|Ram Mandir, Tulshibaug|
Next was the entry to the Tulshibaug Ram Temple, through one of the narrowest by lanes opposite a Hanuman temple on the main road. Even as we walked on, one of the Shahbad tiles that covered the drain broke. No serious damage. The temple looked like some work was in progress. It was impressive though with some ornate carvings on the spire. Could do with a flooring I felt around the temple. It is of 1965 vintage. I saw some quaint shops selling small cooking toy utensils made of brass or copper. Very quaint.
We exited from the temple and walked over to the Mandai or the Mahatma Phule Mandai, the vegetable market. It was a beautiful British structure, apparently built in the pre-independence era, with a central office and some eight branches where the shops (526) are located.
|Section of the Mandai from top|
It was a lazy afternoon and no one was really buying r selling anything but the fruits and vegetables looked really fresh. We climbed up the stairs and took a look around – wooden steps and well maintained too. Lots of shops with puja items as well. In comparison with the magnificent structure there is the new structure which is an eyesore. I mean, could we not just copy that old structure which is so aesthetic looking? It does bother one to see how our aesthetics have deteriorated and how easily satisfied we are to display our lack of sensibilities sometimes. Anyway we climbed up the parking lot which was some five floors and had a good look around. Nice. Oh, the Ganesh mandal of Mandai is one of the most popular ones in Pune.
|Mandai, another view|
Done with the Mandai, we walked down the road to the famous Dadgusheth Halwai Ganapati temple. It is a small temple which is right on the road but with heavy security. The idol is apparently insured for one crore. The temple as built in 1893 by Dagadusheth Halwai a sweet seller. The temple has some history in the Independence movement too as Bal Gangadhar Tilak used the Ganpati festival for public to congregate together. We went in and prayed to the beautiful idol and marveled at the jewellery and the décor. Beautiful stuff.

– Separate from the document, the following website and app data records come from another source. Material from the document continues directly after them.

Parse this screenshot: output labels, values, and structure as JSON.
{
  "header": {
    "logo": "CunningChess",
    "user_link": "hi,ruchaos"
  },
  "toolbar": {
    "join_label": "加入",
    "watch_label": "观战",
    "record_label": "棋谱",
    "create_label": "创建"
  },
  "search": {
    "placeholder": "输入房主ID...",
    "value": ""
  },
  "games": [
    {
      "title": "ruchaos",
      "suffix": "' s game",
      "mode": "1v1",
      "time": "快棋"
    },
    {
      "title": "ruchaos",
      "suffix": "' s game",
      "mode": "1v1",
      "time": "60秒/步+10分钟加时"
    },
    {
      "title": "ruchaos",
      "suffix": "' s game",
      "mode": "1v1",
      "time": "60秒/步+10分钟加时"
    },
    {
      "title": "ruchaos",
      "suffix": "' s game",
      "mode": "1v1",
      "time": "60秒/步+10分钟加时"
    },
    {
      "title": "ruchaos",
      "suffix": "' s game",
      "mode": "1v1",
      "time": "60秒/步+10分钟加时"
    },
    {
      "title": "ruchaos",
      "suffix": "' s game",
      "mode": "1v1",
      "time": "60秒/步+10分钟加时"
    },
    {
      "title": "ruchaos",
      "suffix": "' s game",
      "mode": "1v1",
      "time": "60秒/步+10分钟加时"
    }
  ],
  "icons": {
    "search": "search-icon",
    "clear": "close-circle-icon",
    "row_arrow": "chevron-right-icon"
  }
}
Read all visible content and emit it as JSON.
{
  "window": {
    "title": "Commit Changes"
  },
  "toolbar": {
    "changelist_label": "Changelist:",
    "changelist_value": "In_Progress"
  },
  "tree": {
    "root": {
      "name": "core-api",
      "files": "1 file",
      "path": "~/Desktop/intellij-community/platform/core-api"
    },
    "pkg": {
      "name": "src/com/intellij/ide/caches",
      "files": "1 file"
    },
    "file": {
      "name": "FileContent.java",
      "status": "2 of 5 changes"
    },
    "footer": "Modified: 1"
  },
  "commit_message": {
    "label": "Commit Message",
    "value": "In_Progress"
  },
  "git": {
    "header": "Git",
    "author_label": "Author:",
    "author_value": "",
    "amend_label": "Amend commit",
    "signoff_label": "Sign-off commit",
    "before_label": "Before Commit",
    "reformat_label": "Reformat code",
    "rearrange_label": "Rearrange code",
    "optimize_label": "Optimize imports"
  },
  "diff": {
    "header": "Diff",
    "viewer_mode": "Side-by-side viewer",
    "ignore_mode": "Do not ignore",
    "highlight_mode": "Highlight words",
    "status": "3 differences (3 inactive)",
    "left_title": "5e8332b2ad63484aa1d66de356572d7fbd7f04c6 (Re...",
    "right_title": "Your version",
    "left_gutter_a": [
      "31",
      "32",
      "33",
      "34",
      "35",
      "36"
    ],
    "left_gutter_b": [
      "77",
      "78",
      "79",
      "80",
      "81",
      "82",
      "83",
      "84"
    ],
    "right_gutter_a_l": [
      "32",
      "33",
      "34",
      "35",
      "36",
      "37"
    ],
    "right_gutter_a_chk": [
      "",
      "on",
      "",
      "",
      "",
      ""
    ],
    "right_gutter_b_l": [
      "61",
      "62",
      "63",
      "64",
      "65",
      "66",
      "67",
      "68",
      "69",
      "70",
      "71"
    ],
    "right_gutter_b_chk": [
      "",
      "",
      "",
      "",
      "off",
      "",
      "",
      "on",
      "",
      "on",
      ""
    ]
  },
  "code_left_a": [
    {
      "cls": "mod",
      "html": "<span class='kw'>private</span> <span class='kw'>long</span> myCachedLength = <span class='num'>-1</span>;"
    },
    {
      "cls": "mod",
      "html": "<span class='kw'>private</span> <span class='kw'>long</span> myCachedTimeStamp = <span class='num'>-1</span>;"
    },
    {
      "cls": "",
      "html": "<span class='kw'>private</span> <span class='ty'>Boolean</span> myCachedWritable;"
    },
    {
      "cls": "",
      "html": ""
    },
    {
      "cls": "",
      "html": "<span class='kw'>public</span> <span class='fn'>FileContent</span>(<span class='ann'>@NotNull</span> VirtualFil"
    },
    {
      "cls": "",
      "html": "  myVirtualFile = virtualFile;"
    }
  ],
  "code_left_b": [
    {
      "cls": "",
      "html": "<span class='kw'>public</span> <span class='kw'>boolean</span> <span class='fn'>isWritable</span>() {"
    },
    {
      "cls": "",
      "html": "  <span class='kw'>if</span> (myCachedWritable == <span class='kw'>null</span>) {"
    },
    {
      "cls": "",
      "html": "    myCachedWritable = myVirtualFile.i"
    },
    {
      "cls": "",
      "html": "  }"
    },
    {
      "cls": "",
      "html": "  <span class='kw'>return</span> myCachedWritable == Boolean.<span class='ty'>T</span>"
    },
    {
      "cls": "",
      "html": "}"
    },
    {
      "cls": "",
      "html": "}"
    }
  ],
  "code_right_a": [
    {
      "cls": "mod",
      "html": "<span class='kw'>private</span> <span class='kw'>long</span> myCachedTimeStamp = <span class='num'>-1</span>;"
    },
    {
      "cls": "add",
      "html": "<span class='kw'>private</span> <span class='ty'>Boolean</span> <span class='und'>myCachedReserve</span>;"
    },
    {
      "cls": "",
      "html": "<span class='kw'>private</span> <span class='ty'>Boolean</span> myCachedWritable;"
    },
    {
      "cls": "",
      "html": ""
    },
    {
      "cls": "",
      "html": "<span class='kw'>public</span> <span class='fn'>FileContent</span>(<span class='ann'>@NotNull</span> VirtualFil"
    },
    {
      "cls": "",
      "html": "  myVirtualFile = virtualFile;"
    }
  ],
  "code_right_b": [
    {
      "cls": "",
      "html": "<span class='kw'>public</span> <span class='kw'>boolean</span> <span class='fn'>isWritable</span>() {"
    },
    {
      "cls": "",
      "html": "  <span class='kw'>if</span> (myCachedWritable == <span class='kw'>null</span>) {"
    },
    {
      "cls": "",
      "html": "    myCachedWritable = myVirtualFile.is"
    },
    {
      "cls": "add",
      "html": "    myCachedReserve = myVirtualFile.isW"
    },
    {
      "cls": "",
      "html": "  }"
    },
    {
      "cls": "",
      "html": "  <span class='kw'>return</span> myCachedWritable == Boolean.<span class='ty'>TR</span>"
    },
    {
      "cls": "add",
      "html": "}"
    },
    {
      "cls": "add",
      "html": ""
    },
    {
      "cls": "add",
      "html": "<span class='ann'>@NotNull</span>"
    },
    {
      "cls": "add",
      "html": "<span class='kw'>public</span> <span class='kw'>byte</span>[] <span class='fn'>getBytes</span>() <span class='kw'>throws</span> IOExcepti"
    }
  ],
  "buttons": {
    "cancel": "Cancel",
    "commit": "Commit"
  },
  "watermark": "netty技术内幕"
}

By now we were feeling a bit low on fuel and found the popular Joshi vadewale right in front of Dagdusheth temple. We ordered ourselves vada pav and some masala taak from the next store and refreshed ourselves. Onward then, to Shaniwar Wada.
As we walked along Kalpak filled me in on the details of the Peshwas and their history. We circled the Shaniwar Wada and its impressive looking walls. The Shaniwar Wada, a palace in the fort, was built in 1746 and was the main head quarters of the Peshwas until the British overpowered them in 1818. We went to the main façade, saw the statue of one of the Peshwas on a horse and then entered the Wada.
|Shaniwar Wada from the Main Gate|
Now inside the Wada there is nothing but the foundations because the entire palace of the Peshwas had been burnt down in an unexplained fire! Now this is a huge let down. There are the remnants of a complex fountain of a thousand jets that is shaped like a lotus. We walked along and found a place to rest our backs and watch the sky. The sound and light show was at 7-8 (Marathi) and 8-9 (English).
We started back after a short rest, bought some bhel outside and walked back to the bike a good couple of kilometers away. There's much we can do with three hours. A thoroughly enjoyable heritage walk with Kalpak who is just perfect company for this kind of a work. Thanks a lot for your time, energy and wonderful company Kalpak and let's do some more the next time we're in Pune.